My first reaction was that 94-95 wins was way too high. However, upon further review, the figure does not seem far off. The pitching in my projection takes a step down from 2012's numbers. In 2012, the Rays pitchers pitched 1459.2 innings with a 3.19 ERA. In the projection, the Rays compile 1445 innings with a 3.56 ERA.
The real difference comes in the offensive numbers. In my projection, the Rays hit for a .320 wOBA, .002 above league average. Last year, the Rays only hit for a .311 wOBA. However, it is important to remember just how severely the Rays under-performed last year and how much the loss of Longoria hurt them. If the Rays hit as well as they were projected to and Longoria was not hurt, they should have won over 100 games and cruised to an AL East title. As recently as 2011, the Rays hit for a .319 wOBA.
The defensive runs saved are around where they were in 2011.
For a further reminder of how much the Rays under performed last year, Joe Peta made his 2013 Rays season preview. I highly suggest reading the article, but I will quote this specific part because of how it relates to the topic on hand:
What They Did: 90-72, 3rd Place AL East.
Actual Runs: Scored 697 runs, Allowed 577.
Expected wins based on RS and RA: 94.9 (4.9 above actual)
Restated: Scored 685 runs, Allowed 554.
Exp. wins based on restated RS and RA: 96.5 (6.5 above actual)
(Glossary: Expected wins, based on a modification of Bill James’ Pythagorean Theorem, are the amount of wins a team should win in any season based on the amount of runs it actually scored and allowed.
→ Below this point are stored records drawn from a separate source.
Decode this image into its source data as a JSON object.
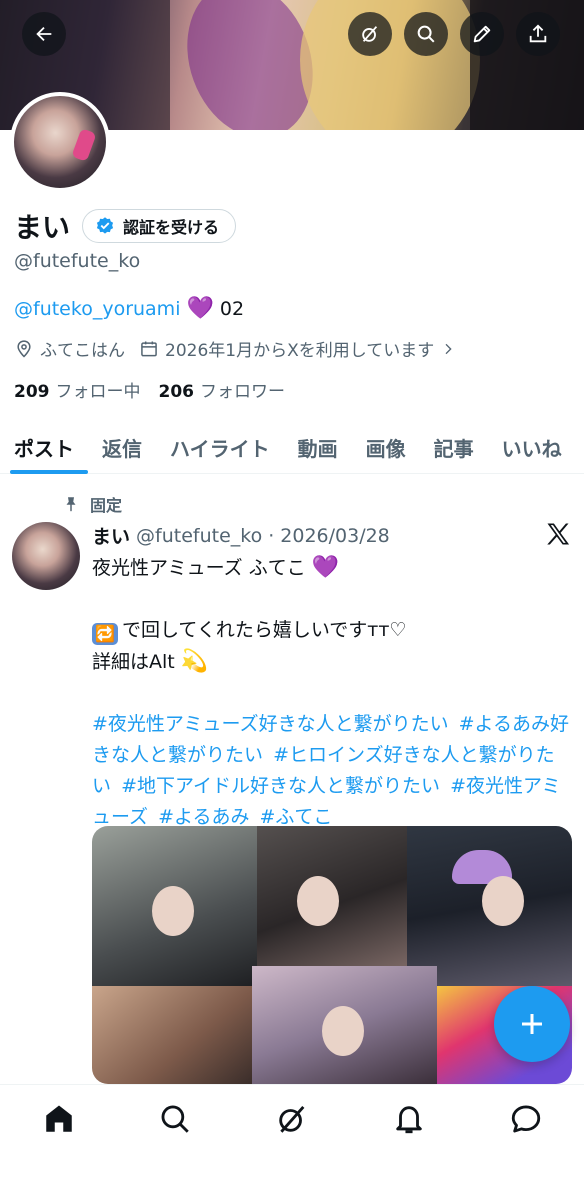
{
  "profile": {
    "name": "まい",
    "verify_label": "認証を受ける",
    "handle": "@futefute_ko",
    "bio_mention": "@futeko_yoruami",
    "bio_emoji": "💜",
    "bio_suffix": "02",
    "location": "ふてこはん",
    "joined": "2026年1月からXを利用しています",
    "following_count": "209",
    "following_label": "フォロー中",
    "followers_count": "206",
    "followers_label": "フォロワー"
  },
  "tabs": [
    "ポスト",
    "返信",
    "ハイライト",
    "動画",
    "画像",
    "記事",
    "いいね"
  ],
  "post": {
    "pinned_label": "固定",
    "author_name": "まい",
    "author_handle": "@futefute_ko",
    "dot": "·",
    "date": "2026/03/28",
    "line1": "夜光性アミューズ ふてこ",
    "line1_emoji": "💜",
    "line2": "で回してくれたら嬉しいですтт♡",
    "line2_emoji": "🔁",
    "line3": "詳細はAlt",
    "line3_emoji": "💫",
    "hashtags": [
      "#夜光性アミューズ好きな人と繋がりたい",
      "#よるあみ好きな人と繋がりたい",
      "#ヒロインズ好きな人と繋がりたい",
      "#地下アイドル好きな人と繋がりたい",
      "#夜光性アミューズ",
      "#よるあみ",
      "#ふてこ"
    ]
  },
  "colors": {
    "accent": "#1d9bf0",
    "secondary_text": "#536471",
    "primary_text": "#0f1419"
  }
}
Deviations will be explained in the appropriate team capsules.
Restated Runs Scored and Runs Allowed are the amount of runs a team should have tallied based on its actual components of batting average, on-base percentage, and slugging achieved/allowed. In the case of the Rays, if they posted exactly the same stats in 2013 as 2012, they should expect to win 97 games.)
Further along in the piece, he reaches the conclusion that the Rays were the unluckiest team in baseball in 2012. His expectations for 2013? He predicts the Rays will finish with a 93-69 record, the best in the AL East.
Expecting the Rays to reach a win total in the mid-90s may seem unrealistic, but there is plenty of evidence to suggest the Rays can do just that in 2012.